_Instructions to follow:_ Take each line of the listing that has the string "Queue" and report it.

_Extracted material:_
::::::

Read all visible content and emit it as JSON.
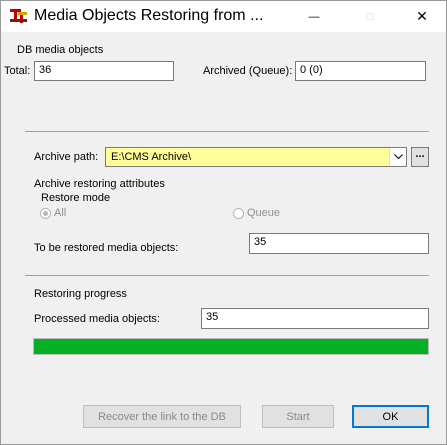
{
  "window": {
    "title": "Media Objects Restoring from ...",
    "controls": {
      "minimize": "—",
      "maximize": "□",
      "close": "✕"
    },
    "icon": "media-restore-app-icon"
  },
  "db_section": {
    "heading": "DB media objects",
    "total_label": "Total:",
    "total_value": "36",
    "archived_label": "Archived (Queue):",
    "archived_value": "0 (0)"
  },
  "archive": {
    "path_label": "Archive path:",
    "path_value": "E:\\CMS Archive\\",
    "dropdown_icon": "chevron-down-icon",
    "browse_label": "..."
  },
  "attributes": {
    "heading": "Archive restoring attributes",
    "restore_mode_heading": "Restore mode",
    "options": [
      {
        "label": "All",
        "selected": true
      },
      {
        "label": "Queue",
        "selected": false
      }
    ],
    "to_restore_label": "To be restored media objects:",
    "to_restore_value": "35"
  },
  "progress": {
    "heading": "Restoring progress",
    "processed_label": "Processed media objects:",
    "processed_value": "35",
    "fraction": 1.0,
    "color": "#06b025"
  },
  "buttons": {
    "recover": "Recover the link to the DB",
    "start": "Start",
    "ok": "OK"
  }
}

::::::

_Output of the exercise:_
    "archived_label": "Archived (Queue):",
        "label": "Queue",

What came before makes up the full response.